Two years later, he relaunched the former textile mill as The Lofts of Greenville, a 190-unit apartment complex with a theater, pool, fitness center, fenced dog park, community garden, fire pits and more.
These days, his current list of works in progress includes a 350,000-SF textile mill that will house 210 apartments in Griffin, Georgia, where he hopes to break ground in February.
A 46-unit expansion of The Row, a cotton warehouse redevelopment in Augusta, Georgia, encompassed 140 units in its first phase. Another Augusta redevelopment in the wings is the 17-story Lamar Building, with 70 apartments.
The key to funding these projects: historic tax credits. Burt estimates that more than $10 million in combined federal and state tax credits will come into play for the old VA redevelopment in Little Rock.
“Without tax credits, this project would’ve never happened,” he said. “We’ve never done a hospital before, but we’ve done this type of project time and time again.”

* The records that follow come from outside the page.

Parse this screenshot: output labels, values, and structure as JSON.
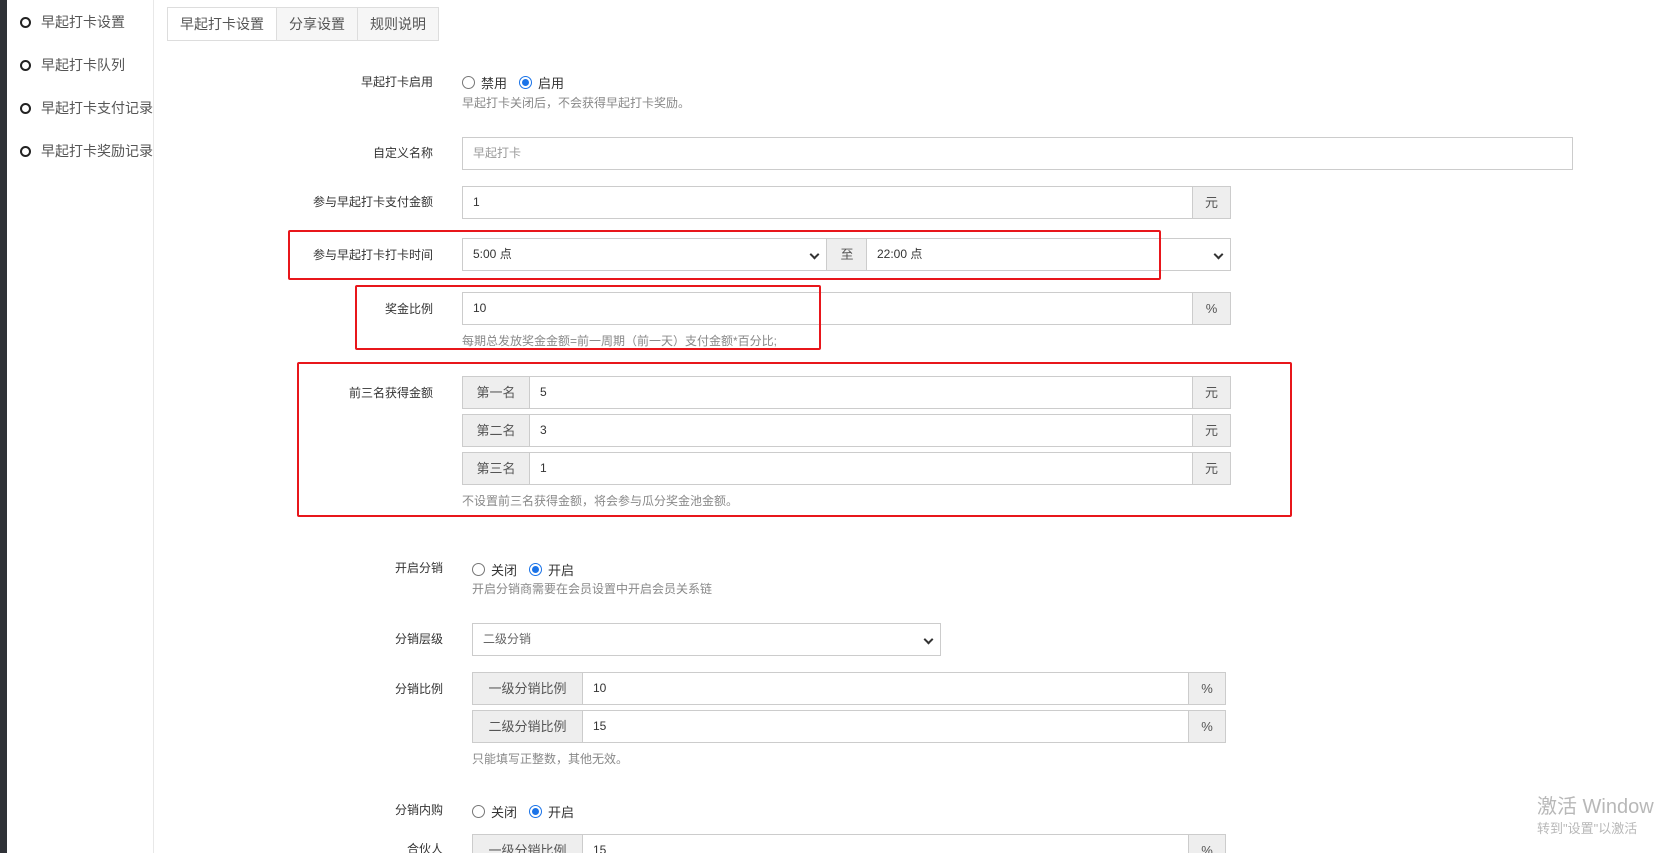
{
  "sidebar": {
    "items": [
      {
        "label": "早起打卡设置"
      },
      {
        "label": "早起打卡队列"
      },
      {
        "label": "早起打卡支付记录"
      },
      {
        "label": "早起打卡奖励记录"
      }
    ]
  },
  "tabs": [
    {
      "label": "早起打卡设置",
      "active": true
    },
    {
      "label": "分享设置",
      "active": false
    },
    {
      "label": "规则说明",
      "active": false
    }
  ],
  "form": {
    "enable": {
      "label": "早起打卡启用",
      "options": [
        {
          "label": "禁用",
          "selected": false
        },
        {
          "label": "启用",
          "selected": true
        }
      ],
      "hint": "早起打卡关闭后，不会获得早起打卡奖励。"
    },
    "custom_name": {
      "label": "自定义名称",
      "placeholder": "早起打卡"
    },
    "pay_amount": {
      "label": "参与早起打卡支付金额",
      "value": "1",
      "unit": "元"
    },
    "checkin_time": {
      "label": "参与早起打卡打卡时间",
      "start": "5:00 点",
      "separator": "至",
      "end": "22:00 点"
    },
    "bonus_ratio": {
      "label": "奖金比例",
      "value": "10",
      "unit": "%",
      "hint": "每期总发放奖金金额=前一周期（前一天）支付金额*百分比;"
    },
    "top_three": {
      "label": "前三名获得金额",
      "rows": [
        {
          "name": "第一名",
          "value": "5",
          "unit": "元"
        },
        {
          "name": "第二名",
          "value": "3",
          "unit": "元"
        },
        {
          "name": "第三名",
          "value": "1",
          "unit": "元"
        }
      ],
      "hint": "不设置前三名获得金额，将会参与瓜分奖金池金额。"
    },
    "distribution": {
      "label": "开启分销",
      "options": [
        {
          "label": "关闭",
          "selected": false
        },
        {
          "label": "开启",
          "selected": true
        }
      ],
      "hint": "开启分销商需要在会员设置中开启会员关系链"
    },
    "distribution_level": {
      "label": "分销层级",
      "value": "二级分销"
    },
    "distribution_ratio": {
      "label": "分销比例",
      "rows": [
        {
          "name": "一级分销比例",
          "value": "10",
          "unit": "%"
        },
        {
          "name": "二级分销比例",
          "value": "15",
          "unit": "%"
        }
      ],
      "hint": "只能填写正整数，其他无效。"
    },
    "inner_purchase": {
      "label": "分销内购",
      "options": [
        {
          "label": "关闭",
          "selected": false
        },
        {
          "label": "开启",
          "selected": true
        }
      ]
    },
    "partner": {
      "label": "合伙人",
      "rows": [
        {
          "name": "一级分销比例",
          "value": "15",
          "unit": "%"
        }
      ]
    }
  },
  "watermark": {
    "line1": "激活 Window",
    "line2": "转到\"设置\"以激活"
  },
  "colors": {
    "highlight_box": "#e8161b",
    "radio_selected": "#1a73e8",
    "left_strip": "#2f3237"
  }
}
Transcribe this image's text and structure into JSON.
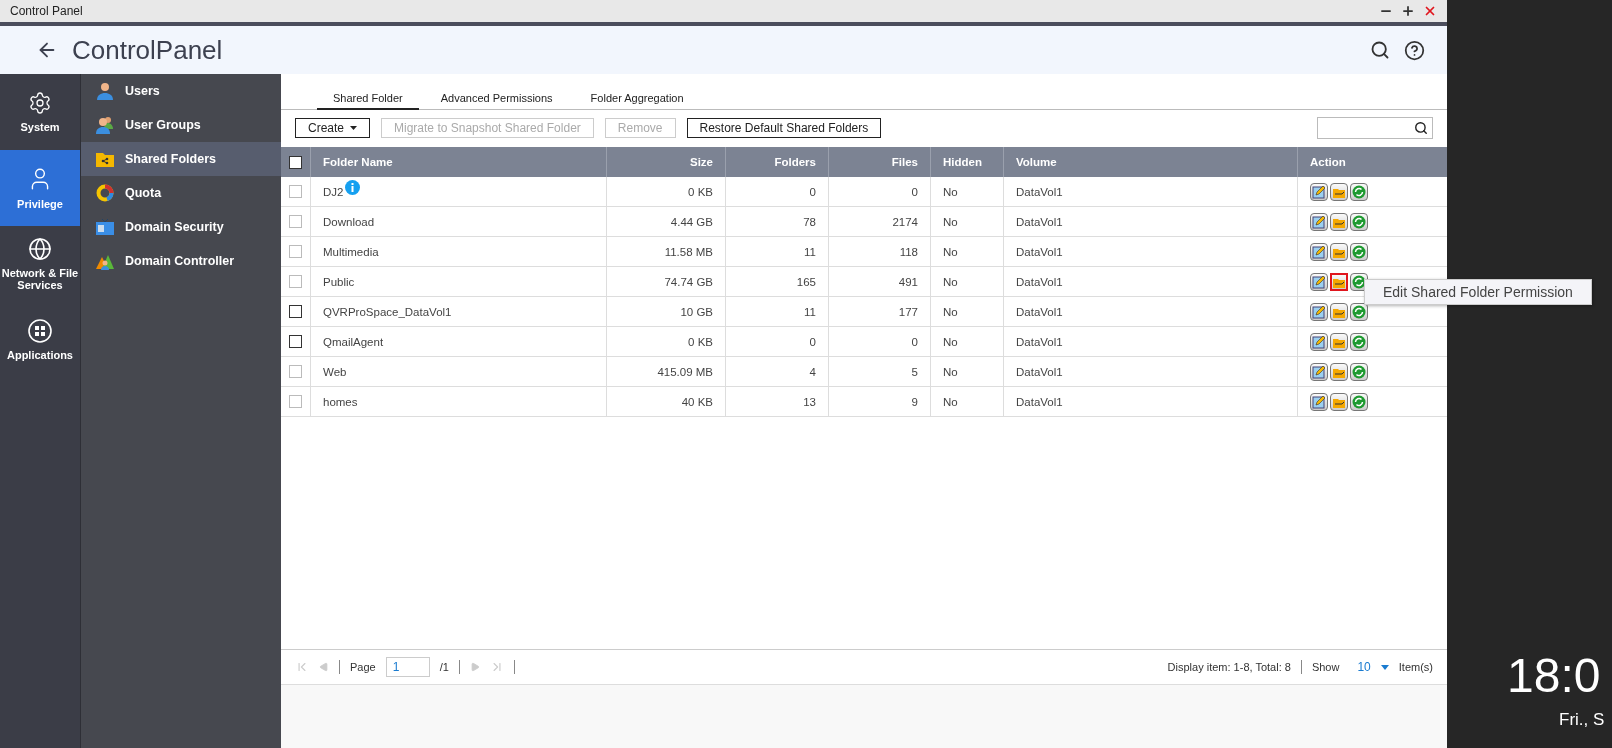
{
  "window": {
    "title": "Control Panel"
  },
  "header": {
    "title": "**Control**Panel"
  },
  "rail": [
    {
      "label": "System",
      "kind": "gear",
      "selected": false
    },
    {
      "label": "Privilege",
      "kind": "user",
      "selected": true
    },
    {
      "label": "Network & File Services",
      "kind": "globe",
      "selected": false
    },
    {
      "label": "Applications",
      "kind": "apps",
      "selected": false
    }
  ],
  "submenu": [
    {
      "label": "Users",
      "kind": "user",
      "selected": false
    },
    {
      "label": "User Groups",
      "kind": "group",
      "selected": false
    },
    {
      "label": "Shared Folders",
      "kind": "folder",
      "selected": true
    },
    {
      "label": "Quota",
      "kind": "quota",
      "selected": false
    },
    {
      "label": "Domain Security",
      "kind": "security",
      "selected": false
    },
    {
      "label": "Domain Controller",
      "kind": "controller",
      "selected": false
    }
  ],
  "tabs": [
    {
      "label": "Shared Folder",
      "selected": true
    },
    {
      "label": "Advanced Permissions",
      "selected": false
    },
    {
      "label": "Folder Aggregation",
      "selected": false
    }
  ],
  "toolbar": [
    {
      "label": "Create",
      "dropdown": true,
      "disabled": false
    },
    {
      "label": "Migrate to Snapshot Shared Folder",
      "dropdown": false,
      "disabled": true
    },
    {
      "label": "Remove",
      "dropdown": false,
      "disabled": true
    },
    {
      "label": "Restore Default Shared Folders",
      "dropdown": false,
      "disabled": false
    }
  ],
  "table": {
    "header_checkbox": {
      "checked": false,
      "disabled": false
    },
    "columns": [
      "Folder Name",
      "Size",
      "Folders",
      "Files",
      "Hidden",
      "Volume",
      "Action"
    ],
    "rows": [
      {
        "name": "DJ2",
        "info": true,
        "size": "0 KB",
        "folders": "0",
        "files": "0",
        "hidden": "No",
        "volume": "DataVol1",
        "checked": false,
        "disabled": true,
        "highlighted": false
      },
      {
        "name": "Download",
        "info": false,
        "size": "4.44 GB",
        "folders": "78",
        "files": "2174",
        "hidden": "No",
        "volume": "DataVol1",
        "checked": false,
        "disabled": true,
        "highlighted": false
      },
      {
        "name": "Multimedia",
        "info": false,
        "size": "11.58 MB",
        "folders": "11",
        "files": "118",
        "hidden": "No",
        "volume": "DataVol1",
        "checked": false,
        "disabled": true,
        "highlighted": false
      },
      {
        "name": "Public",
        "info": false,
        "size": "74.74 GB",
        "folders": "165",
        "files": "491",
        "hidden": "No",
        "volume": "DataVol1",
        "checked": false,
        "disabled": true,
        "highlighted": true,
        "tooltip": "Edit Shared Folder Permission"
      },
      {
        "name": "QVRProSpace_DataVol1",
        "info": false,
        "size": "10 GB",
        "folders": "11",
        "files": "177",
        "hidden": "No",
        "volume": "DataVol1",
        "checked": false,
        "disabled": false,
        "highlighted": false
      },
      {
        "name": "QmailAgent",
        "info": false,
        "size": "0 KB",
        "folders": "0",
        "files": "0",
        "hidden": "No",
        "volume": "DataVol1",
        "checked": false,
        "disabled": false,
        "highlighted": false
      },
      {
        "name": "Web",
        "info": false,
        "size": "415.09 MB",
        "folders": "4",
        "files": "5",
        "hidden": "No",
        "volume": "DataVol1",
        "checked": false,
        "disabled": true,
        "highlighted": false
      },
      {
        "name": "homes",
        "info": false,
        "size": "40 KB",
        "folders": "13",
        "files": "9",
        "hidden": "No",
        "volume": "DataVol1",
        "checked": false,
        "disabled": true,
        "highlighted": false
      }
    ]
  },
  "pager": {
    "page_label": "Page",
    "page": "1",
    "total_pages": "/1",
    "display": "Display item: 1-8, Total: 8",
    "show_label": "Show",
    "show_value": "10",
    "items_label": "Item(s)"
  },
  "desktop": {
    "time": "18:0",
    "date": "Fri., S"
  }
}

City officials have committed to doing streetscape and lighting work to accentuate a new entrance to the gated property from East 25th Street. This one-block stretch from Scott Street is home to an even older member of the National Historic Register than the former VA hospital.
The Lightfoot Cabin at 200 E. 25th St., a one-and-a-half-story en-closed dogtrot house, was built in 1857 in rural Phillips County. Dr. Hampton Roy moved the residence to Little Rock in the 1970s.
Burt appreciates the historic symmetry of a restored 19th century home and his redeveloped 20th century hospital/residential tower as neighbors.
According to the Veterans Affairs history of his property, construction of the 514-bed hospital began on March 1, 1948. Cost: $11 million. The formal dedication of the project was held on Nov. 26, 1950.
At the time, the 415,600-SF hospital was touted as the largest single structure in Arkansas. The facility employed a staff of 600, including 35 doctors and 100 nurses, with an annual payroll of $2 million.
It was replaced by the John L. McClellan Memorial Veterans Hospital, which opened at 4300 W. Seventh St. in 1984.
The revamped and repurposed original hospital will reopen in 2024.
“We are excited to be getting open this summer,” Burt said.